The element of familiarity in digital products makes the design appear user-friendly. Using the psychological principle of the serial position effect can assist UX designers in presenting an intimate and perceptible online platform.
Make everything fall into place.
The first impression is the last impression. True that! This dramatic phrase actually plays a vital role in user psychology. Below given are some simple psychological principles that help create a flattering design for the first glance of the users-
Visceral Reactions make users elicit fast reactions only because the design seems appealing and leave users in awe. When users decide that the design is beautiful, just in a fraction of a second, it stays in mind for a long time.
The Von Restroff effect of user psychology also emphasizes the importance of appearance in design. It explains that the highlight feature on the screen needs a distinctive design to become catchy for the users’ eyes.
Fitts law is a psychological principle that constructs flow in the design. It explains how placing the targets at an appropriate distance can make the design look organized and support designers to predict user navigation time.

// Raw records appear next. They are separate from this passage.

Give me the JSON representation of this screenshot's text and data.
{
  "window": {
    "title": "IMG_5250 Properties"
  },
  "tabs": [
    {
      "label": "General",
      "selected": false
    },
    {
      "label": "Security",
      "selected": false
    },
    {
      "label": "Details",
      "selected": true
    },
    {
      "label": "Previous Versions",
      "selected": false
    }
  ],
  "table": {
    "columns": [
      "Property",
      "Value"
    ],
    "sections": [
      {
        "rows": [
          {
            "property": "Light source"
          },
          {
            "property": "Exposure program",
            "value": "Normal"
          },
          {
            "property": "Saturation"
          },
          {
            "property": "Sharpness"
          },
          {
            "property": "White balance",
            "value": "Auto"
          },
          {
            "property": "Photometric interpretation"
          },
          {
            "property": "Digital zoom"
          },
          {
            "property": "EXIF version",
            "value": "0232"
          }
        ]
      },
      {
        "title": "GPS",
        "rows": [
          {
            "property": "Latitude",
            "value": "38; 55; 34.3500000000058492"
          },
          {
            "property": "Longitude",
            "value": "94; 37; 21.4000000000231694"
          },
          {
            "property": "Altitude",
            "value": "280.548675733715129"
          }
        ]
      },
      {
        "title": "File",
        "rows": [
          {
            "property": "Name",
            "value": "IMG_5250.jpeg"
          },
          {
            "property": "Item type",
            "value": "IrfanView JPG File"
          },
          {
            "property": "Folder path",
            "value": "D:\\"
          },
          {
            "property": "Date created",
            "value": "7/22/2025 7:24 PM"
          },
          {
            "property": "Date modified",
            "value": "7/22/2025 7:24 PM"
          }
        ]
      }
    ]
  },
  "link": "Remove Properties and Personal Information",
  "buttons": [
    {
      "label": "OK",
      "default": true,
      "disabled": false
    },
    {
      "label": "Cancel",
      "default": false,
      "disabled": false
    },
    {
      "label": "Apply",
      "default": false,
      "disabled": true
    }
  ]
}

Digital product designers can use different colors, icons, padding, shaping, etc., to distinguish their unique features—this is one reason why logos and colors add a sprinkle of distinctiveness in UX design. The recent controversy of the Myntra app’s logo is a fine example to understand what role logos and colors play in UX design. Hence, the arrangement of the icons, symbols, their timing, distinctiveness, and patterns in the UX product can greatly impact user psychology.
Along with creating an alluring and easy to navigate website, the principles like Von Restroff effect and Fitts law stimulate a seamless flow in the design; they may even make the design appear unique and leave an impression of design organization.
Keep them happy even from a distance.
The human mind tends to get more skeptical when something is hidden or not revealed. The same psychological principle applies to digital product design as well. Users expect freedom, openness, and transparency from online platforms. A digital platform slightly loses its appeal when it introspects the users making them sign up first and then surf. Beauty apps like Nykaa, Cult Beauty, and others offer a sneak peek into their website and display their products. It is only when they wish to place an order that they ask them to fill in their details.
To integrate this principle, digital product designers should first observe the users and study how users engage on a platform rather than nudging them about their preferences now and then. UX designers use wireframes, prototypes, and iterations to optimize features they add or subtract to comprehend user expectations better.
Restrictive design can make the design lose its appeal. Designers can observe user behavior via wireframes and prototypes to create transparency and learn tricks to attract more users.
Developing an intuitive UX creates an interactive and user-friendly digital platform. To pull this off, every UX designer should implement the obvious user psychological principle of keeping the design simple and straightforward. Although most designers follow some user psychology basics, wouldn’t it be wise and beneficial if UX designers apply all of the above-given principles in a concerted manner? It absolutely would be!